> _Problem to work on_
In the records below, which lines include "with"? Copy them.
Top of Input data
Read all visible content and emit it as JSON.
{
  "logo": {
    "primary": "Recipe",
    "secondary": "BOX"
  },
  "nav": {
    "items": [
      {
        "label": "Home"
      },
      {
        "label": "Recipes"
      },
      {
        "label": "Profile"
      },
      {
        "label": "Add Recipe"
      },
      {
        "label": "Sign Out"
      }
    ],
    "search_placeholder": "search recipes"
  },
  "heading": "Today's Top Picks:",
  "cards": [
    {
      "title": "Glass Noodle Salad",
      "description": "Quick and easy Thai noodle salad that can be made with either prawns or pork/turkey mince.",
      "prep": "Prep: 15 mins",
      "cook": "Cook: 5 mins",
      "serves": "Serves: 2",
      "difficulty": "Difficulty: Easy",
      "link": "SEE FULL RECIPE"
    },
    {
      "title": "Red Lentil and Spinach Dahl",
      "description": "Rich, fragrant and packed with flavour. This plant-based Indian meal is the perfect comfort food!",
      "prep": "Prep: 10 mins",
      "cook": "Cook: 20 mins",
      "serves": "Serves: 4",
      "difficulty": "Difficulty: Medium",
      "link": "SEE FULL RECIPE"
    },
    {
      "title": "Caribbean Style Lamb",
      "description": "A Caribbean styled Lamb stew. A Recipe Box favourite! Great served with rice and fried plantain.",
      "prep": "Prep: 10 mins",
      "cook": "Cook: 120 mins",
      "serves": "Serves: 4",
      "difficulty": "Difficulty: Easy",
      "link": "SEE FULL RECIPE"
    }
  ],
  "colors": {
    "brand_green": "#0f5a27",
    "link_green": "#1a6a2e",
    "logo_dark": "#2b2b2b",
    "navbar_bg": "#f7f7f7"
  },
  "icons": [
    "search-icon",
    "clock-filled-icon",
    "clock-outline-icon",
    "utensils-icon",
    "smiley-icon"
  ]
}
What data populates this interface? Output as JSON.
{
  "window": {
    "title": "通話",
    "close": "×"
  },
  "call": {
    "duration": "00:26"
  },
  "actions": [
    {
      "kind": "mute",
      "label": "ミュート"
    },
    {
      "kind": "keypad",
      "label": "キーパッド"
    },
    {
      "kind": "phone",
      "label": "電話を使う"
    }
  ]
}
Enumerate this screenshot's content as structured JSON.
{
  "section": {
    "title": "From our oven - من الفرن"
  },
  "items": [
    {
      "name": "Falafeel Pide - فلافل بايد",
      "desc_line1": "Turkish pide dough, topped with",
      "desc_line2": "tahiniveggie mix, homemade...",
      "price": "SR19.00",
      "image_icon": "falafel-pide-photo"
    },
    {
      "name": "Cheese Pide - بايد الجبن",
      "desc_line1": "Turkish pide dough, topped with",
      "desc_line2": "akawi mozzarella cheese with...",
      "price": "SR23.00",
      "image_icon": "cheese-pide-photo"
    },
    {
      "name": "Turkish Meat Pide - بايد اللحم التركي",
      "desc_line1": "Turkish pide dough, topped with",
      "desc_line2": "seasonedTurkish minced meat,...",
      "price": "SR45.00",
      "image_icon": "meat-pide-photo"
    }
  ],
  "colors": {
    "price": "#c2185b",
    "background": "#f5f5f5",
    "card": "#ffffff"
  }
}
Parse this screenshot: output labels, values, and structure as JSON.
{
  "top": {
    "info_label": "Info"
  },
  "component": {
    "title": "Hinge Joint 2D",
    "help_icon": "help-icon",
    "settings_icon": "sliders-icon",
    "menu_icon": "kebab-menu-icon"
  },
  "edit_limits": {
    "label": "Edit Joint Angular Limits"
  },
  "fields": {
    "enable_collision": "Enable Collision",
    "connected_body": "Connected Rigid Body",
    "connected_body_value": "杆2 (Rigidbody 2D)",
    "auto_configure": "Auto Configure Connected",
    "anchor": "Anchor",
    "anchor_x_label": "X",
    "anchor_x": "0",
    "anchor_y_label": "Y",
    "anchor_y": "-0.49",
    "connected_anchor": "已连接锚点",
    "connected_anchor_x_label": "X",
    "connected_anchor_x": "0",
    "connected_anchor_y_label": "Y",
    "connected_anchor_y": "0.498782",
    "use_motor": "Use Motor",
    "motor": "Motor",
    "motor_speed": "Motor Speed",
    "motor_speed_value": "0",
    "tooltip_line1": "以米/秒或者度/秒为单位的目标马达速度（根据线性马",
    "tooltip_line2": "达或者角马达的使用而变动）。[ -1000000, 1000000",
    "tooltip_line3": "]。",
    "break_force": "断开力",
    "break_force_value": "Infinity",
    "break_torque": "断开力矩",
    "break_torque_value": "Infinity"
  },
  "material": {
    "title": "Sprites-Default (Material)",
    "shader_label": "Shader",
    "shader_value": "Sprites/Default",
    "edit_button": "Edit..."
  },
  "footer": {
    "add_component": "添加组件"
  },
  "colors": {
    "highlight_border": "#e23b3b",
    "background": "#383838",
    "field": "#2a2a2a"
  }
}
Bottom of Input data
> _Answer to this problem_
      "description": "Quick and easy Thai noodle salad that can be made with either prawns or pork/turkey mince.",
      "description": "Rich, fragrant and packed with flavour. This plant-based Indian meal is the perfect comfort food!",
      "description": "A Caribbean styled Lamb stew. A Recipe Box favourite! Great served with rice and fried plantain.",
      "desc_line1": "Turkish pide dough, topped with",
      "desc_line1": "Turkish pide dough, topped with",
      "desc_line2": "akawi mozzarella cheese with...",
      "desc_line1": "Turkish pide dough, topped with",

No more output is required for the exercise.